It’s great to meet another engineer! That’s why I like your communication style!
Sockets might be nice to have, but I have found them to be unreliable if you are going to be gigging or traveling much with this pedal. But if you really want them then make sure you get the kind that can accommodate short component legs…because the optocouplers that you made now have short legs after you cut them off during assembly. That’s really the only suggestions I have other than use caution when removing the components from the board. They are delicate and the traces and pads on PCB are somewhat delicate too.
Thank you very much for the clear and detailed information. It is very easy to work with you in troubleshooting your pedal. I wish all our customers could communicate as well as you.
That’s no problem about the bags being thrown away. The numbers on the bags might have been helpful to me but it’s not necessary.
Thank you for the photos you emailed me. The optocouplers look mostly good, but there was one angle that kind of looked like they may need some more sealant. Here’s the edited photo…
…but if you tested them with your spotlight and they didn’t change resistance then they are probably sealed…but it would be good to be extra cautious in this matter just to rule out all the variables we can.
When I was designing the VPM-1 I looked into using the NSL-32 optocoupler, but it was hard to get consistent result from them…at least from the batch that I was testing.
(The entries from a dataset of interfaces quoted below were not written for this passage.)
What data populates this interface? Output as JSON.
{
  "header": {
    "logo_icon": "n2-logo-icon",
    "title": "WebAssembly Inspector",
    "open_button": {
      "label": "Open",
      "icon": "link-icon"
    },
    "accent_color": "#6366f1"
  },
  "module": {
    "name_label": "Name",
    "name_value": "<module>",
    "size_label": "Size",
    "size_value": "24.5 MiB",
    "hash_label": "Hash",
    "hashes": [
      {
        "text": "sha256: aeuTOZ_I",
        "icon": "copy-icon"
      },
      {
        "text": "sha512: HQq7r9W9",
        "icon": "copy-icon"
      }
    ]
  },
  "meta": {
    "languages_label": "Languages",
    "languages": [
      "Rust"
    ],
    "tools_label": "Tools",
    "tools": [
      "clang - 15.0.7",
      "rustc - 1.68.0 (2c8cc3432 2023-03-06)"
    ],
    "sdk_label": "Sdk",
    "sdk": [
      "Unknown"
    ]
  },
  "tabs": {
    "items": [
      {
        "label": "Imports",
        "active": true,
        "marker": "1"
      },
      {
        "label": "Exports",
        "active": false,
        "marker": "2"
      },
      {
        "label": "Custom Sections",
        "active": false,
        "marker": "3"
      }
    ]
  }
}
I ended up spending a couple of months developing my own rigorous test procedure for LDRs that we purchase in bulk. It ended up being way more reliable and economical for us to sort our own LDRs. But in looking at the datasheet for the NSL32SR2 (sorted) variety, they should be matched enough to work with the stereo VPM-1 (any type A-G). That’s assuming the datasheet is correct. I’ve often had a hard time getting the promised results from LDR datasheets in real-life situations. But if you have the sorted variety you can give them a try. It shouldn’t matter which optocoupler goes in which location, if they really do have those specs.
Sorry for your stereo trouble.
First of all let me ask, when your VPM-1 kit came in the mail it should have had 2 pairs of LDRs in the stereo kit bag…did it also have one extra pair in the VPM-1 main kit? If so, which 2 of the 3 pairs did you use? We accidentally sent out 3 pairs of LDRs a few times, which can be confusing.
Second, did you make sure to change all 7 jumpers when running the stereo setup routine?
Third, it would help if I can see a picture of the plastic zip lock bags that the stereo LDRs came in. It would help for me to see how the numbers were written on the bags to know what generation of test LDRs were sorted. Could you please send me a photo of them to this address?:
info “at” zeppelindesignlabs “dot” com
Forth, it might be good to add some sticky tack (poster putty) on the ends of the optocouplers just to ensure they are really sealed. Sometimes if the holes are too big nail polish won’t seal them. Make sure you run the stereo setup routine again after you do that.
Good luck! Let me know how it turns out.
The dip switches couldn’t directly be exchanged for pots, but the resistor networks attached to them could be (maybe that’s what you were referring to). You can see from the schematic that the resistors just create a low pass filter and a high pass filter, coupled with C2 and C3. So I suppose you could exchange the resistors for a 50k (or so) pot. You’d probably want to add a minimum resistance to keep the pot from going all the way to 0 ohms.
It is also possible to exchange the trim pots for external pots, if you wanted. I designed these features to “set and forget”, but if you wanted to play around with them more, I encourage you to experiment. The main issue might be the question of where to mount the pots on the enclosure. I don’t have any suggestions about this, so your guess is as good as mine.